**To do**: Would you restate all of the entries verbatim, minus any images?
★ ★ ★ ★ ★ ★ ★
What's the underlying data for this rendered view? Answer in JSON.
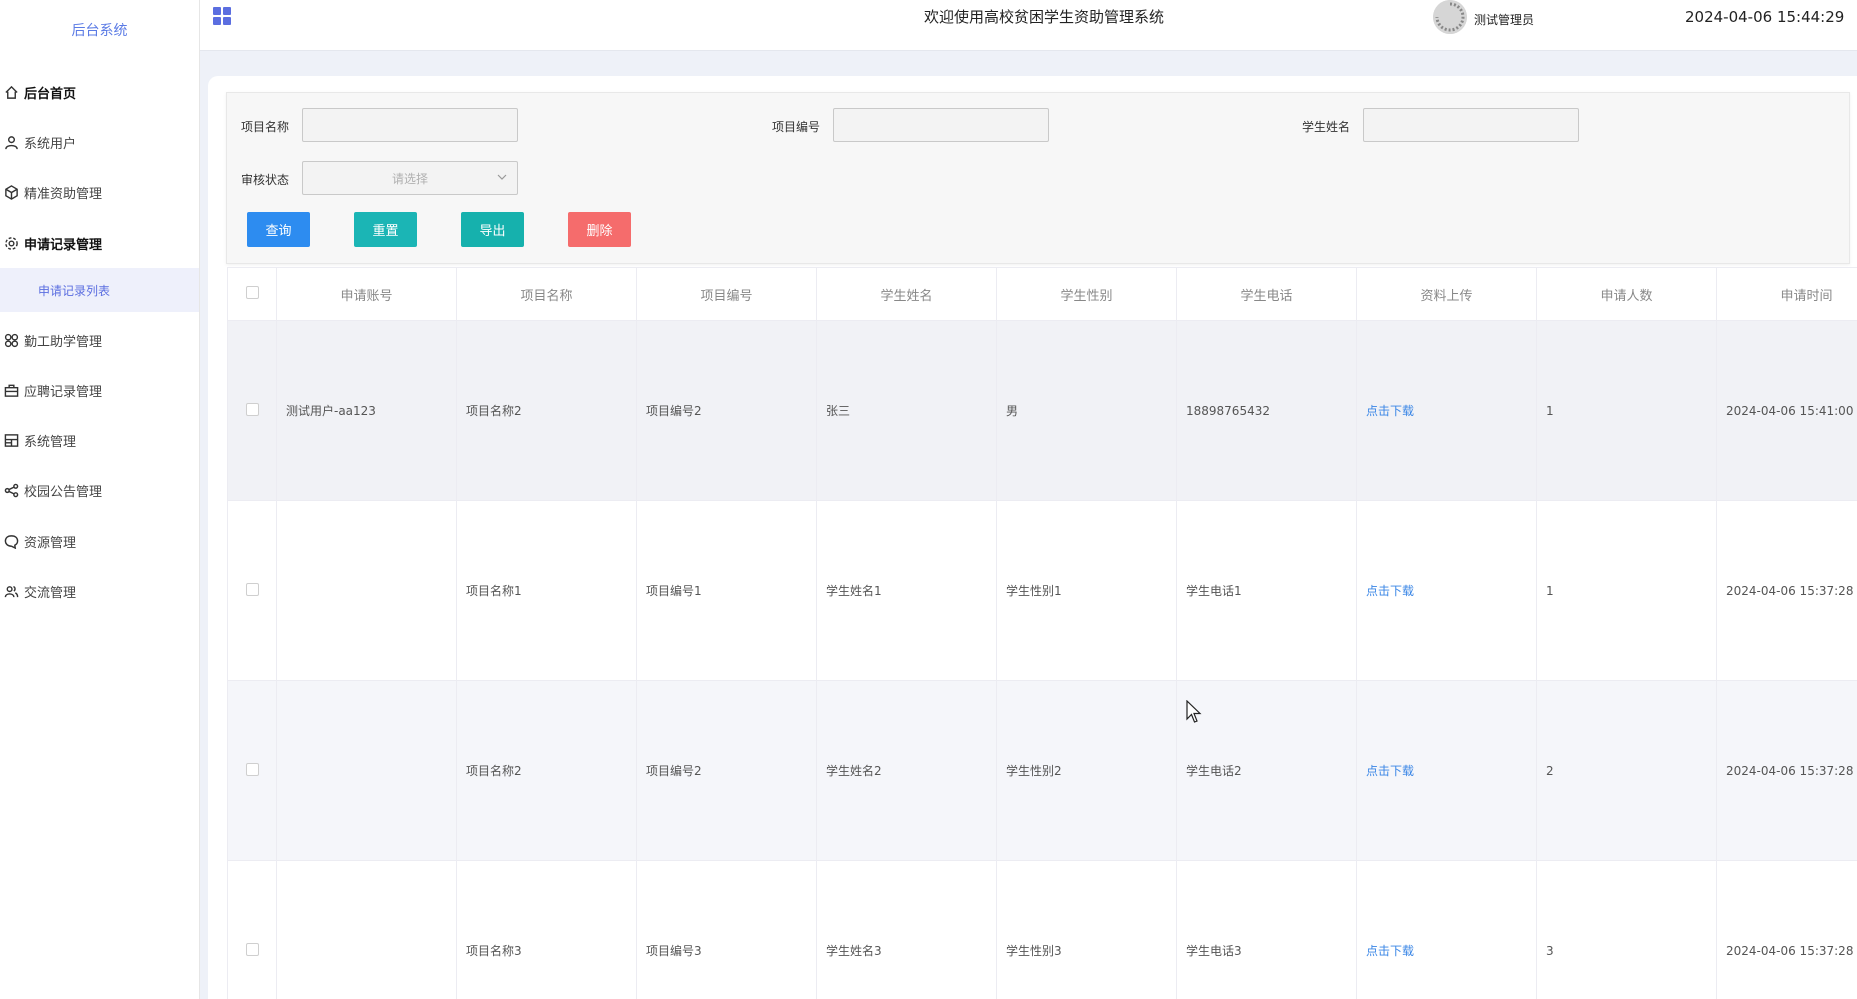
{
  "sidebar": {
    "brand": "后台系统",
    "items": [
      {
        "label": "后台首页",
        "icon": "home-icon"
      },
      {
        "label": "系统用户",
        "icon": "user-icon"
      },
      {
        "label": "精准资助管理",
        "icon": "cube-icon"
      },
      {
        "label": "申请记录管理",
        "icon": "gear-icon"
      },
      {
        "label": "勤工助学管理",
        "icon": "grid-icon"
      },
      {
        "label": "应聘记录管理",
        "icon": "briefcase-icon"
      },
      {
        "label": "系统管理",
        "icon": "layout-icon"
      },
      {
        "label": "校园公告管理",
        "icon": "share-icon"
      },
      {
        "label": "资源管理",
        "icon": "chat-icon"
      },
      {
        "label": "交流管理",
        "icon": "users-icon"
      }
    ],
    "subitem": "申请记录列表"
  },
  "header": {
    "title": "欢迎使用高校贫困学生资助管理系统",
    "user": "测试管理员",
    "datetime": "2024-04-06 15:44:29"
  },
  "search": {
    "project_name_label": "项目名称",
    "project_code_label": "项目编号",
    "student_name_label": "学生姓名",
    "status_label": "审核状态",
    "status_placeholder": "请选择",
    "query_button": "查询",
    "reset_button": "重置",
    "export_button": "导出",
    "delete_button": "删除"
  },
  "colors": {
    "query": "#2d8cf0",
    "reset": "#1bb5b5",
    "export": "#16b1ad",
    "delete": "#f56c6c",
    "link": "#3a86e6"
  },
  "table": {
    "columns": [
      "申请账号",
      "项目名称",
      "项目编号",
      "学生姓名",
      "学生性别",
      "学生电话",
      "资料上传",
      "申请人数",
      "申请时间"
    ],
    "rows": [
      {
        "account": "测试用户-aa123",
        "project_name": "项目名称2",
        "project_code": "项目编号2",
        "student_name": "张三",
        "gender": "男",
        "phone": "18898765432",
        "upload": "点击下载",
        "count": "1",
        "time": "2024-04-06 15:41:00"
      },
      {
        "account": "",
        "project_name": "项目名称1",
        "project_code": "项目编号1",
        "student_name": "学生姓名1",
        "gender": "学生性别1",
        "phone": "学生电话1",
        "upload": "点击下载",
        "count": "1",
        "time": "2024-04-06 15:37:28"
      },
      {
        "account": "",
        "project_name": "项目名称2",
        "project_code": "项目编号2",
        "student_name": "学生姓名2",
        "gender": "学生性别2",
        "phone": "学生电话2",
        "upload": "点击下载",
        "count": "2",
        "time": "2024-04-06 15:37:28"
      },
      {
        "account": "",
        "project_name": "项目名称3",
        "project_code": "项目编号3",
        "student_name": "学生姓名3",
        "gender": "学生性别3",
        "phone": "学生电话3",
        "upload": "点击下载",
        "count": "3",
        "time": "2024-04-06 15:37:28"
      }
    ]
  }
}
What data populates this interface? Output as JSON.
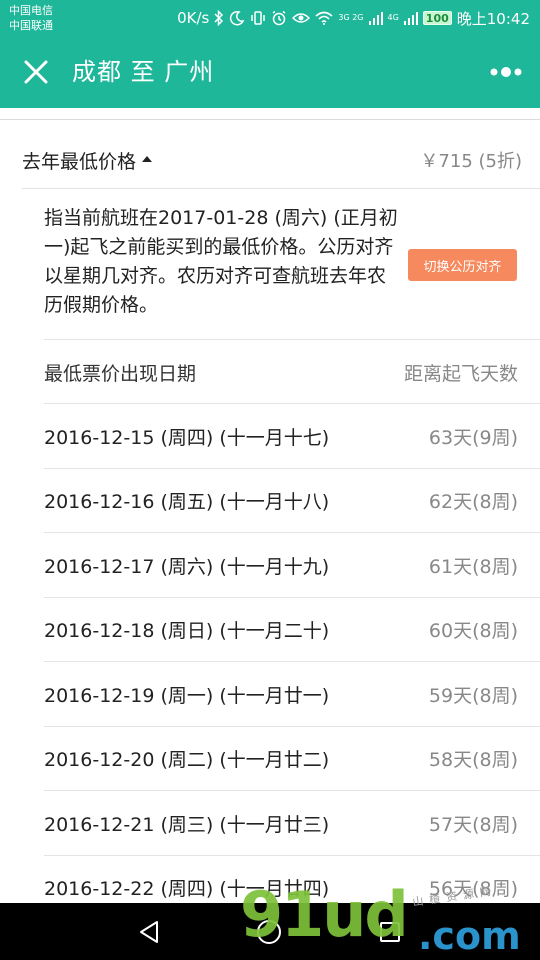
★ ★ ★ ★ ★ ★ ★
**Response area**:
What's the underlying data for this rendered view? Answer in JSON.
{
  "sidebar": {
    "brand": "后台系统",
    "items": [
      {
        "label": "后台首页",
        "icon": "home-icon"
      },
      {
        "label": "系统用户",
        "icon": "user-icon"
      },
      {
        "label": "精准资助管理",
        "icon": "cube-icon"
      },
      {
        "label": "申请记录管理",
        "icon": "gear-icon"
      },
      {
        "label": "勤工助学管理",
        "icon": "grid-icon"
      },
      {
        "label": "应聘记录管理",
        "icon": "briefcase-icon"
      },
      {
        "label": "系统管理",
        "icon": "layout-icon"
      },
      {
        "label": "校园公告管理",
        "icon": "share-icon"
      },
      {
        "label": "资源管理",
        "icon": "chat-icon"
      },
      {
        "label": "交流管理",
        "icon": "users-icon"
      }
    ],
    "subitem": "申请记录列表"
  },
  "header": {
    "title": "欢迎使用高校贫困学生资助管理系统",
    "user": "测试管理员",
    "datetime": "2024-04-06 15:44:29"
  },
  "search": {
    "project_name_label": "项目名称",
    "project_code_label": "项目编号",
    "student_name_label": "学生姓名",
    "status_label": "审核状态",
    "status_placeholder": "请选择",
    "query_button": "查询",
    "reset_button": "重置",
    "export_button": "导出",
    "delete_button": "删除"
  },
  "colors": {
    "query": "#2d8cf0",
    "reset": "#1bb5b5",
    "export": "#16b1ad",
    "delete": "#f56c6c",
    "link": "#3a86e6"
  },
  "table": {
    "columns": [
      "申请账号",
      "项目名称",
      "项目编号",
      "学生姓名",
      "学生性别",
      "学生电话",
      "资料上传",
      "申请人数",
      "申请时间"
    ],
    "rows": [
      {
        "account": "测试用户-aa123",
        "project_name": "项目名称2",
        "project_code": "项目编号2",
        "student_name": "张三",
        "gender": "男",
        "phone": "18898765432",
        "upload": "点击下载",
        "count": "1",
        "time": "2024-04-06 15:41:00"
      },
      {
        "account": "",
        "project_name": "项目名称1",
        "project_code": "项目编号1",
        "student_name": "学生姓名1",
        "gender": "学生性别1",
        "phone": "学生电话1",
        "upload": "点击下载",
        "count": "1",
        "time": "2024-04-06 15:37:28"
      },
      {
        "account": "",
        "project_name": "项目名称2",
        "project_code": "项目编号2",
        "student_name": "学生姓名2",
        "gender": "学生性别2",
        "phone": "学生电话2",
        "upload": "点击下载",
        "count": "2",
        "time": "2024-04-06 15:37:28"
      },
      {
        "account": "",
        "project_name": "项目名称3",
        "project_code": "项目编号3",
        "student_name": "学生姓名3",
        "gender": "学生性别3",
        "phone": "学生电话3",
        "upload": "点击下载",
        "count": "3",
        "time": "2024-04-06 15:37:28"
      }
    ]
  }
}
What data populates this interface? Output as JSON.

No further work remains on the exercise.